Plants have a compensation point for NH3 which ranges from 0.1 to 20 nmol mol-1, and may be several-fold higher or lower than naturally occurring atmospheric NH3 concentrations. This implies that NH3 fluxes over vegetated surfaces are bi-directional and that ammonia exchange with the atmosphere in many cases contributes significantly to the nitrogen economy of vegetation. Physiological regulation of plant–atmosphere NH3 fluxes is mediated via processes involved in nitrogen uptake, transport and metabolism. A rapid turnover of NH3 + in plant leaves leads to the establishment of a finite NH3 + concentration in the leaf apoplastic solution. This concentration determines, together with that of H+, the size of the NH3 compensation point. Barley and oilseed rape plants with access to NH3 + in the root medium have higher apoplastic NH3 + concentrations than plants absorbing NO3 -. Furthermore, the apoplastic NH3 + concentration increases with the external NH3 + concentration. Inhibition of GS leads to a rapid and substantial increase in apoplastic NH3 + and barley mutants with reduced GS activity have higher apoplastic NH3 + than wild-type plants. Increasing rates of photorespiration do not affect the steady-state NH3 + or H+ concentration in tissue or apoplast of oilseed rape, indicating that the NH3 + produced is assimilated efficiently. Nevertheless, NH3 emission increases due to a temperature-mediated displacement of the chemical equilibrium between gaseous and aqueous NH3 in the apoplast. Sugarbeet plants grown with NO3 - seem to be temporarily C-limited in the light due to a repression of respiration. As a consequence, the activity of chloroplastic GS declines during the day causing a major part of NH3 + liberated in photorespiration to be assimilated during darkness when 2-oxoglutarate is supplied in high rates by respiration.

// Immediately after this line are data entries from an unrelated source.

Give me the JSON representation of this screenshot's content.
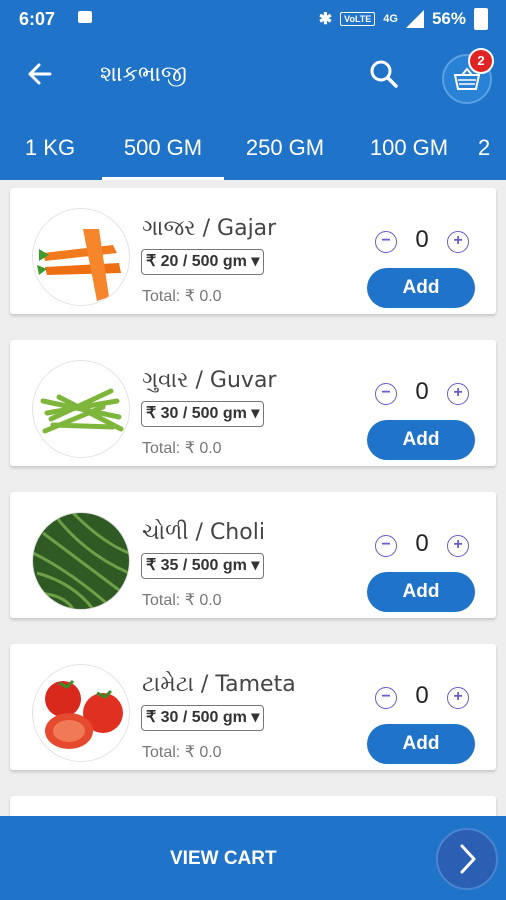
{
  "status_bar": {
    "time": "6:07",
    "battery": "56%",
    "network": "4G",
    "volte": "VoLTE"
  },
  "app_bar": {
    "title": "શાકભાજી",
    "cart_count": "2"
  },
  "tabs": [
    "1 KG",
    "500 GM",
    "250 GM",
    "100 GM",
    "2"
  ],
  "active_tab": "500 GM",
  "products": [
    {
      "name": "ગાજર / Gajar",
      "price": "₹ 20 / 500 gm ▾",
      "total": "Total: ₹ 0.0",
      "qty": "0",
      "add": "Add",
      "image": "carrots"
    },
    {
      "name": "ગુવાર / Guvar",
      "price": "₹ 30 / 500 gm ▾",
      "total": "Total: ₹ 0.0",
      "qty": "0",
      "add": "Add",
      "image": "cluster-beans"
    },
    {
      "name": "ચોળી / Choli",
      "price": "₹ 35 / 500 gm ▾",
      "total": "Total: ₹ 0.0",
      "qty": "0",
      "add": "Add",
      "image": "long-beans"
    },
    {
      "name": "ટામેટા / Tameta",
      "price": "₹ 30 / 500 gm ▾",
      "total": "Total: ₹ 0.0",
      "qty": "0",
      "add": "Add",
      "image": "tomatoes"
    }
  ],
  "bottom_bar": {
    "view_cart_label": "VIEW CART"
  },
  "colors": {
    "primary": "#1f73c9",
    "badge": "#e02424",
    "stepper": "#6a5acd"
  }
}
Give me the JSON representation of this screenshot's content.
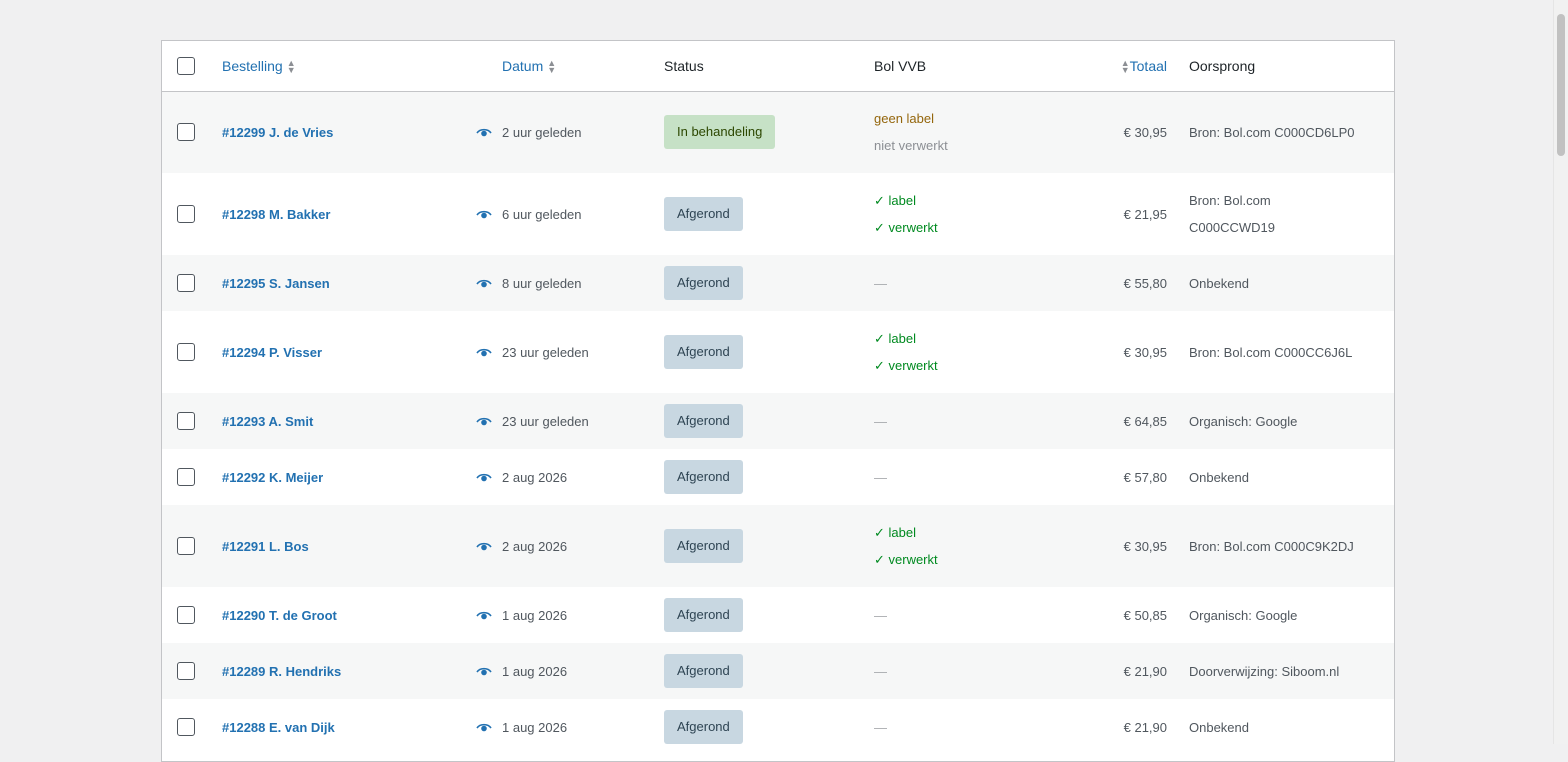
{
  "columns": {
    "order": "Bestelling",
    "date": "Datum",
    "status": "Status",
    "bol": "Bol VVB",
    "total": "Totaal",
    "origin": "Oorsprong"
  },
  "rows": [
    {
      "order": "#12299 J. de Vries",
      "date": "2 uur geleden",
      "status": "In behandeling",
      "status_type": "processing",
      "bol": [
        "geen label",
        "niet verwerkt"
      ],
      "bol_type": "pending",
      "total": "€ 30,95",
      "origin": "Bron: Bol.com C000CD6LP0"
    },
    {
      "order": "#12298 M. Bakker",
      "date": "6 uur geleden",
      "status": "Afgerond",
      "status_type": "completed",
      "bol": [
        "✓ label",
        "✓ verwerkt"
      ],
      "bol_type": "done",
      "total": "€ 21,95",
      "origin": "Bron: Bol.com C000CCWD19"
    },
    {
      "order": "#12295 S. Jansen",
      "date": "8 uur geleden",
      "status": "Afgerond",
      "status_type": "completed",
      "bol": [
        "—"
      ],
      "bol_type": "none",
      "total": "€ 55,80",
      "origin": "Onbekend"
    },
    {
      "order": "#12294 P. Visser",
      "date": "23 uur geleden",
      "status": "Afgerond",
      "status_type": "completed",
      "bol": [
        "✓ label",
        "✓ verwerkt"
      ],
      "bol_type": "done",
      "total": "€ 30,95",
      "origin": "Bron: Bol.com C000CC6J6L"
    },
    {
      "order": "#12293 A. Smit",
      "date": "23 uur geleden",
      "status": "Afgerond",
      "status_type": "completed",
      "bol": [
        "—"
      ],
      "bol_type": "none",
      "total": "€ 64,85",
      "origin": "Organisch: Google"
    },
    {
      "order": "#12292 K. Meijer",
      "date": "2 aug 2026",
      "status": "Afgerond",
      "status_type": "completed",
      "bol": [
        "—"
      ],
      "bol_type": "none",
      "total": "€ 57,80",
      "origin": "Onbekend"
    },
    {
      "order": "#12291 L. Bos",
      "date": "2 aug 2026",
      "status": "Afgerond",
      "status_type": "completed",
      "bol": [
        "✓ label",
        "✓ verwerkt"
      ],
      "bol_type": "done",
      "total": "€ 30,95",
      "origin": "Bron: Bol.com C000C9K2DJ"
    },
    {
      "order": "#12290 T. de Groot",
      "date": "1 aug 2026",
      "status": "Afgerond",
      "status_type": "completed",
      "bol": [
        "—"
      ],
      "bol_type": "none",
      "total": "€ 50,85",
      "origin": "Organisch: Google"
    },
    {
      "order": "#12289 R. Hendriks",
      "date": "1 aug 2026",
      "status": "Afgerond",
      "status_type": "completed",
      "bol": [
        "—"
      ],
      "bol_type": "none",
      "total": "€ 21,90",
      "origin": "Doorverwijzing: Siboom.nl"
    },
    {
      "order": "#12288 E. van Dijk",
      "date": "1 aug 2026",
      "status": "Afgerond",
      "status_type": "completed",
      "bol": [
        "—"
      ],
      "bol_type": "none",
      "total": "€ 21,90",
      "origin": "Onbekend"
    }
  ],
  "colors": {
    "link": "#2271b1",
    "processing_bg": "#c6e1c6",
    "completed_bg": "#c8d7e1",
    "ok": "#008a20",
    "warn": "#94660c"
  }
}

This revised version was published online in June 2006 with corrections to the Cover Date.